TRONA, CALIF. — Eight hours before game time and Mark Goins takes the field. For 30 autumns, the Trona High School groundskeeper has carefully tended a football field unlike any other, a fragile foothold on pride in this withering desert mining town.
The sign above the lightly used press box welcomes people to Griffith Field. But no one calls it that. This is the Pit, home of the Trona Tornadoes, where the Friday night lights illuminate games played on an unforgiving bed of sand, grit and rocks the size of a baby's fist.
Goins wouldn't know bluegrass from Bermuda. He grooms dirt.
He starts by spraying the field with 4,000 gallons of water from an old tanker truck with rusty seams. He lets the field dry to the consistency of a beach at low tide and plows it loose with a pair of iron bars chained to the back of a Ford pickup. Then he flattens the rubble with a clanging steel roller, circling the field like a Zamboni resurfacing a hockey rink.
"It's like a recipe. If it's 110 degrees, it can get hard on you real fast. . . . If you have puddles, it'll stick to the roller," said Goins, 49, who played football at Trona High before becoming its maintenance man. "You can mess it up pretty easily."
Finally, Goins stripes the gridiron with anhydrous sodium sulfate, which is used to make detergents. Opposing coaches hate the stuff because it stings players' eyes, but the cost can't be beat: It comes free courtesy of Searles Valley Minerals, the mining operation that has determined Trona's fate for a century.
Two white smiley faces in the end zones are Goins' piece de resistance.
The Pit is ready for tonight's game. It's smooth as plywood. And about as hard.
High school football binds together small towns across the nation. But in Trona, an isolated gas and beef jerky stop on the road to Death Valley National Park, football at the Pit is a profound symbol of the town's perseverance in the face of economic calamity.
Changes in ownership and technological advances led to steep job cuts at the mine beginning in the 1980s. It decimated Trona. A place that once had a department store, a weekly newspaper, charity balls and commuter flights to Los Angeles is now littered with empty storefronts and abandoned homes torched by arsonists.
As Trona's population plunged from more than 6,000 in the 1970s to about 1,500 today, so did its school enrollment. The junior varsity football team was eliminated for lack of bodies. When the school board voted a decade ago to abandon 11-man football for the 8-man game, angry locals packed their next meeting and forced a reversal.
"The town stood up and said, 'No, we're not there yet,' " said John Foster, the Tornadoes coach and a third-generation Tronan.
Soon enough, they were.
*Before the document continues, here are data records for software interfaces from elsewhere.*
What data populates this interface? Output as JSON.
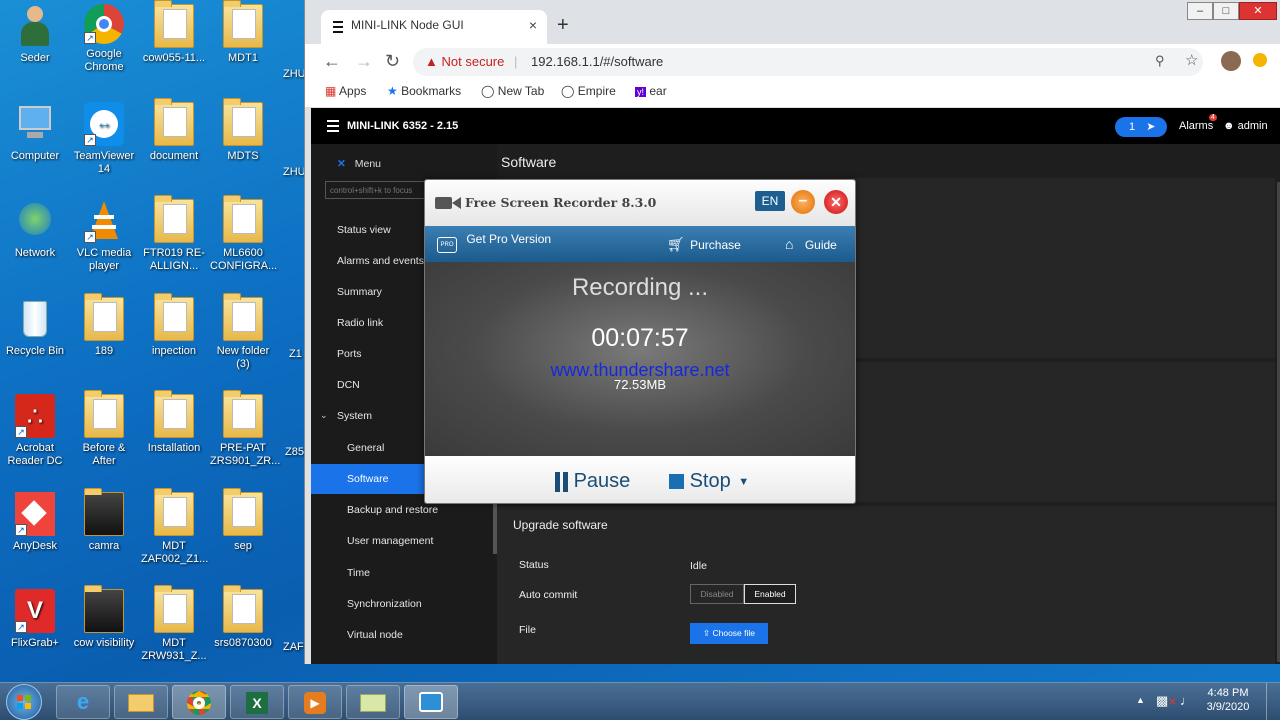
{
  "desktop": {
    "icons": [
      {
        "label": "Seder"
      },
      {
        "label": "Google Chrome"
      },
      {
        "label": "cow055-11..."
      },
      {
        "label": "MDT1"
      },
      {
        "label": "Computer"
      },
      {
        "label": "TeamViewer 14"
      },
      {
        "label": "document"
      },
      {
        "label": "MDTS"
      },
      {
        "label": "Network"
      },
      {
        "label": "VLC media player"
      },
      {
        "label": "FTR019 RE-ALLIGN..."
      },
      {
        "label": "ML6600 CONFIGRA..."
      },
      {
        "label": "Recycle Bin"
      },
      {
        "label": "189"
      },
      {
        "label": "inpection"
      },
      {
        "label": "New folder (3)"
      },
      {
        "label": "Acrobat Reader DC"
      },
      {
        "label": "Before & After"
      },
      {
        "label": "Installation"
      },
      {
        "label": "PRE-PAT ZRS901_ZR..."
      },
      {
        "label": "AnyDesk"
      },
      {
        "label": "camra"
      },
      {
        "label": "MDT ZAF002_Z1..."
      },
      {
        "label": "sep"
      },
      {
        "label": "FlixGrab+"
      },
      {
        "label": "cow visibility"
      },
      {
        "label": "MDT ZRW931_Z..."
      },
      {
        "label": "srs0870300"
      }
    ],
    "partial_labels": [
      "ZHU",
      "ZHU",
      "Z1",
      "Z85",
      "ZAF"
    ]
  },
  "browser": {
    "tab_title": "MINI-LINK Node GUI",
    "tab_close": "×",
    "new_tab": "+",
    "security_label": "Not secure",
    "url": "192.168.1.1/#/software",
    "bookmarks": [
      {
        "label": "Apps"
      },
      {
        "label": "Bookmarks"
      },
      {
        "label": "New Tab"
      },
      {
        "label": "Empire"
      },
      {
        "label": "ear"
      }
    ]
  },
  "app": {
    "product": "MINI-LINK 6352 - 2.15",
    "notif_count": "1",
    "alarms_label": "Alarms",
    "alarms_badge": "4",
    "user": "admin",
    "menu_label": "Menu",
    "search_placeholder": "control+shift+k to focus",
    "nav": {
      "status_view": "Status view",
      "alarms_events": "Alarms and events",
      "summary": "Summary",
      "radio_link": "Radio link",
      "ports": "Ports",
      "dcn": "DCN",
      "system": "System",
      "general": "General",
      "software": "Software",
      "backup": "Backup and restore",
      "user_mgmt": "User management",
      "time": "Time",
      "sync": "Synchronization",
      "virtual_node": "Virtual node"
    },
    "page_title": "Software",
    "upgrade": {
      "title": "Upgrade software",
      "status_label": "Status",
      "status_value": "Idle",
      "auto_commit_label": "Auto commit",
      "disabled": "Disabled",
      "enabled": "Enabled",
      "file_label": "File",
      "choose_file": "Choose file"
    }
  },
  "recorder": {
    "title": "Free Screen Recorder 8.3.0",
    "lang": "EN",
    "get_pro": "Get Pro Version",
    "purchase": "Purchase",
    "guide": "Guide",
    "status": "Recording ...",
    "elapsed": "00:07:57",
    "watermark": "www.thundershare.net",
    "size": "72.53MB",
    "pause": "Pause",
    "stop": "Stop"
  },
  "taskbar": {
    "time": "4:48 PM",
    "date": "3/9/2020"
  }
}
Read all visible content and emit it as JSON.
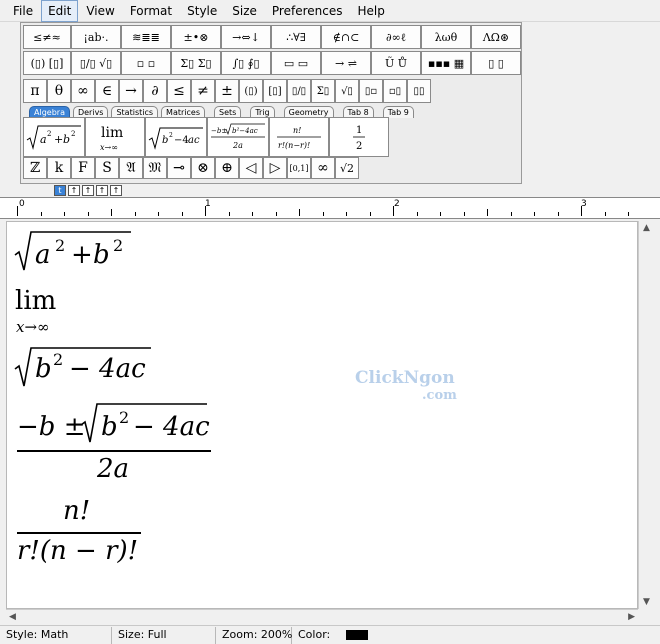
{
  "menu": [
    "File",
    "Edit",
    "View",
    "Format",
    "Style",
    "Size",
    "Preferences",
    "Help"
  ],
  "palette": {
    "row1": [
      "≤≠≈",
      "¡ab·.",
      "≋≣≣",
      "±•⊗",
      "→⇔↓",
      "∴∀∃",
      "∉∩⊂",
      "∂∞ℓ",
      "λωθ",
      "ΛΩ⊛"
    ],
    "row2": [
      "(▯) [▯]",
      "▯/▯ √▯",
      "▫ ▫",
      "Σ▯ Σ▯",
      "∫▯ ∮▯",
      "▭ ▭",
      "→ ⇌",
      "Ũ Ů",
      "▪▪▪ ▦",
      "▯ ▯"
    ],
    "row3": [
      "π",
      "θ",
      "∞",
      "∈",
      "→",
      "∂",
      "≤",
      "≠",
      "±",
      "(▯)",
      "[▯]",
      "▯/▯",
      "Σ▯",
      "√▯",
      "▯▫",
      "▫▯",
      "▯▯"
    ],
    "tabs": [
      "Algebra",
      "Derivs",
      "Statistics",
      "Matrices",
      "Sets",
      "Trig",
      "Geometry",
      "Tab 8",
      "Tab 9"
    ],
    "active_tab": "Algebra",
    "small_row": [
      "ℤ",
      "k",
      "F",
      "S",
      "𝔄",
      "𝔐",
      "⊸",
      "⊗",
      "⊕",
      "◁",
      "▷",
      "[0,1]",
      "∞",
      "√2"
    ],
    "mini_buttons": [
      "t",
      "↑",
      "↑",
      "↑",
      "↑"
    ]
  },
  "ruler": {
    "labels": [
      "0",
      "1",
      "2",
      "3"
    ]
  },
  "document": {
    "eq1": {
      "a": "a",
      "two": "2",
      "plus": "+",
      "b": "b"
    },
    "eq2": {
      "lim": "lim",
      "sub": "x→∞"
    },
    "eq3": {
      "b": "b",
      "two": "2",
      "rest": "− 4ac"
    },
    "eq4": {
      "num_pre": "−b ±",
      "b": "b",
      "two": "2",
      "rest": "− 4ac",
      "den": "2a"
    },
    "eq5": {
      "num": "n!",
      "den": "r!(n − r)!"
    }
  },
  "watermark": {
    "line1": "ClickNgon",
    "line2": ".com"
  },
  "status": {
    "style": "Style: Math",
    "size": "Size: Full",
    "zoom": "Zoom: 200%",
    "color": "Color:"
  }
}
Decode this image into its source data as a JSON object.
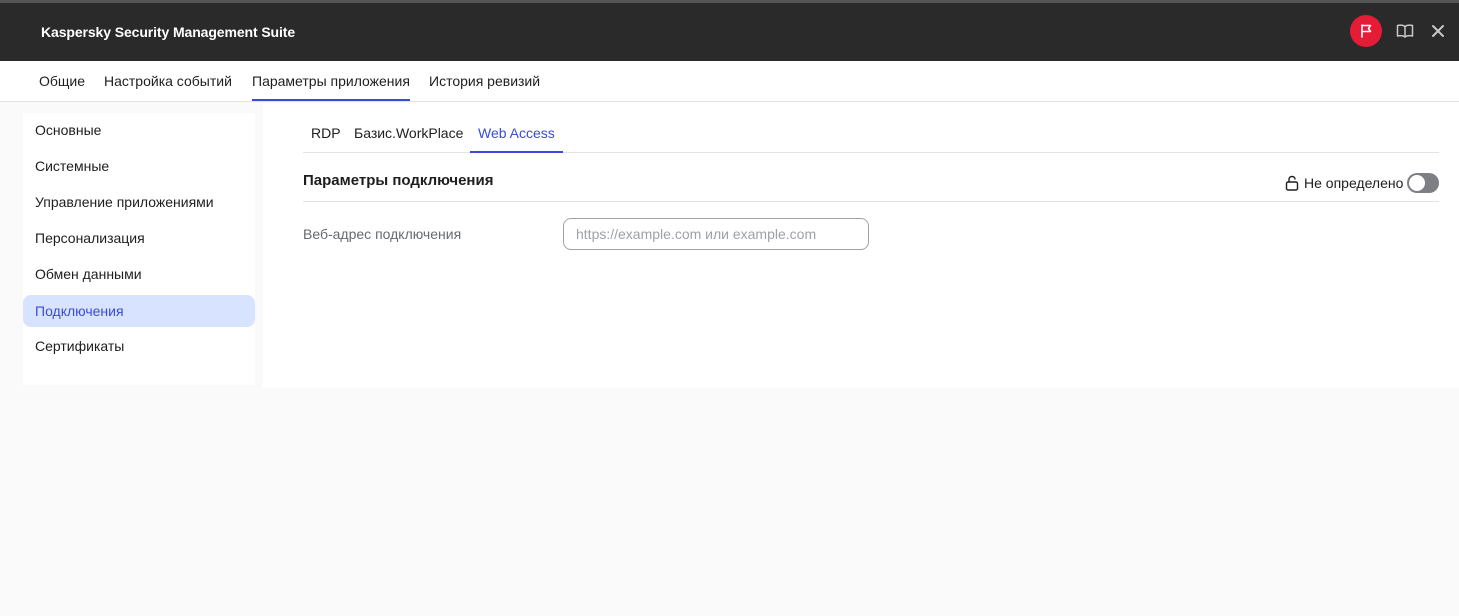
{
  "app": {
    "title": "Kaspersky Security Management Suite",
    "flag_icon": "flag-icon",
    "help_icon": "book-icon",
    "close_icon": "close-icon",
    "accent_color": "#e51c35"
  },
  "top_tabs": [
    {
      "label": "Общие",
      "active": false
    },
    {
      "label": "Настройка событий",
      "active": false
    },
    {
      "label": "Параметры приложения",
      "active": true
    },
    {
      "label": "История ревизий",
      "active": false
    }
  ],
  "sidebar": {
    "items": [
      {
        "label": "Основные",
        "active": false
      },
      {
        "label": "Системные",
        "active": false
      },
      {
        "label": "Управление приложениями",
        "active": false
      },
      {
        "label": "Персонализация",
        "active": false
      },
      {
        "label": "Обмен данными",
        "active": false
      },
      {
        "label": "Подключения",
        "active": true
      },
      {
        "label": "Сертификаты",
        "active": false
      }
    ]
  },
  "sub_tabs": [
    {
      "label": "RDP",
      "active": false
    },
    {
      "label": "Базис.WorkPlace",
      "active": false
    },
    {
      "label": "Web Access",
      "active": true
    }
  ],
  "section": {
    "title": "Параметры подключения",
    "lock_icon": "lock-open-icon",
    "lock_label": "Не определено",
    "toggle_on": false
  },
  "form": {
    "url_label": "Веб-адрес подключения",
    "url_value": "",
    "url_placeholder": "https://example.com или example.com"
  },
  "colors": {
    "active_blue": "#3a4bd8",
    "active_bg": "#d7e3ff",
    "titlebar_bg": "#2a2a2a"
  }
}
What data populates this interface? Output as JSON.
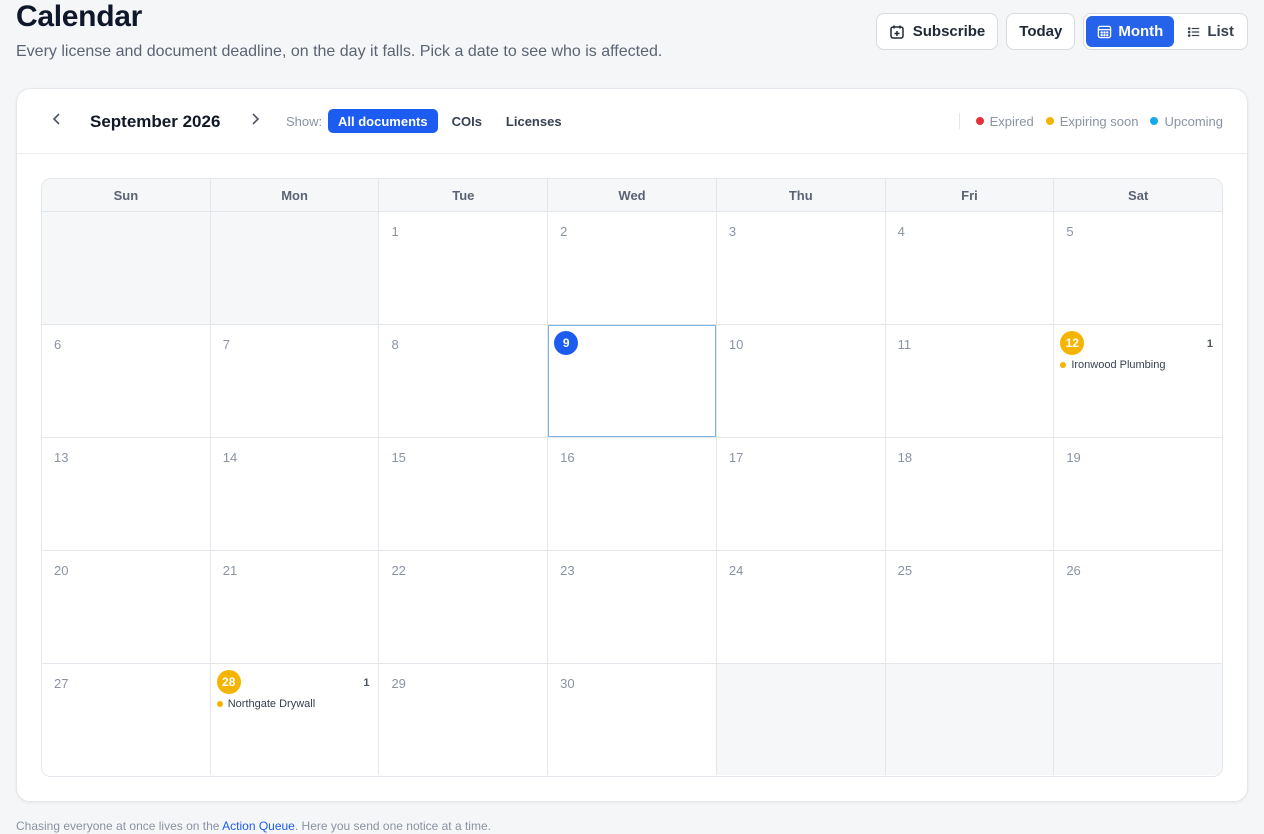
{
  "header": {
    "title": "Calendar",
    "subtitle": "Every license and document deadline, on the day it falls. Pick a date to see who is affected."
  },
  "actions": {
    "subscribe_label": "Subscribe",
    "today_label": "Today",
    "month_label": "Month",
    "list_label": "List"
  },
  "toolbar": {
    "month_label": "September 2026",
    "show_label": "Show:",
    "filters": [
      "All documents",
      "COIs",
      "Licenses"
    ],
    "active_filter": "All documents"
  },
  "legend": [
    {
      "label": "Expired",
      "color": "#e5303b"
    },
    {
      "label": "Expiring soon",
      "color": "#f5b400"
    },
    {
      "label": "Upcoming",
      "color": "#14a8e6"
    }
  ],
  "weekdays": [
    "Sun",
    "Mon",
    "Tue",
    "Wed",
    "Thu",
    "Fri",
    "Sat"
  ],
  "weeks": [
    [
      null,
      null,
      "1",
      "2",
      "3",
      "4",
      "5"
    ],
    [
      "6",
      "7",
      "8",
      "9",
      "10",
      "11",
      "12"
    ],
    [
      "13",
      "14",
      "15",
      "16",
      "17",
      "18",
      "19"
    ],
    [
      "20",
      "21",
      "22",
      "23",
      "24",
      "25",
      "26"
    ],
    [
      "27",
      "28",
      "29",
      "30",
      null,
      null,
      null
    ]
  ],
  "today": "9",
  "events": {
    "12": {
      "count": "1",
      "items": [
        {
          "name": "Ironwood Plumbing",
          "color": "#f5b400"
        }
      ]
    },
    "28": {
      "count": "1",
      "items": [
        {
          "name": "Northgate Drywall",
          "color": "#f5b400"
        }
      ]
    }
  },
  "footer": {
    "before": "Chasing everyone at once lives on the ",
    "link": "Action Queue",
    "after": ". Here you send one notice at a time."
  }
}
After Trona forfeited four games in the 2002 season because it couldn't field enough players, it was 8-man football or nothing. The school joined the Hi-Lo League, which includes teams from the small towns along the Eastern Sierra from Lone Pine to Lee Vining.
"They finally realized that you can't play 11-man football with starting freshmen playing against 18-year-old seniors," Foster said. "They're boys going up against men."
Football in the dirt is a Trona tradition. Migrants from Oklahoma and Texas who came to work the mines imported their love of the sport. Trona High School opened in 1940 and the Tornadoes -- named for the dust storms that skip through the valley -- played at the Pit in a 6-man league. By 1947, the boom town graduated to an 11-man league and the Trona Argonaut chronicled the team's exploits in breathless prose:
Moving with the precision and power of a General Sherman tank, the Trona Tornadoes shifted into high gear last Saturday and ran all over the visiting Anaheim football team. . . .
The gallant but outmanned Trona Tornadoes opened their grid season Saturday by giving a strong Tehachapi eleven a real run for their money. . . .
They came, they saw, and they conquered. . . .
From the 1950s through the 1970s, the Quarterback Club met for lunch on Wednesdays during the season to discuss football. They raised money for equipment, college scholarships and improvements to the Pit, including the bleachers, press box and light towers -- a beacon in the desert visible for 10 miles.
"Football is almost like a religion here," said Kent Schmidt, Trona's sole first-grade teacher and its high school athletic director. "Kids who grow up here dream of playing in the Pit. On Thanksgiving Day, you'll see guys playing full-on tackle football out there."
Grass is tough to grow in the blistering heat and saline soil of this prehistoric lake bed. Blowing desert sand would make artificial turf expensive to maintain -- not that anyone has ever seriously proposed it. A patch of test grass planted by coaches in 1966 was mysteriously doused with kerosene and set ablaze.
The Pit is to Trona what Fenway Park is to Boston, a tradition not to be messed with.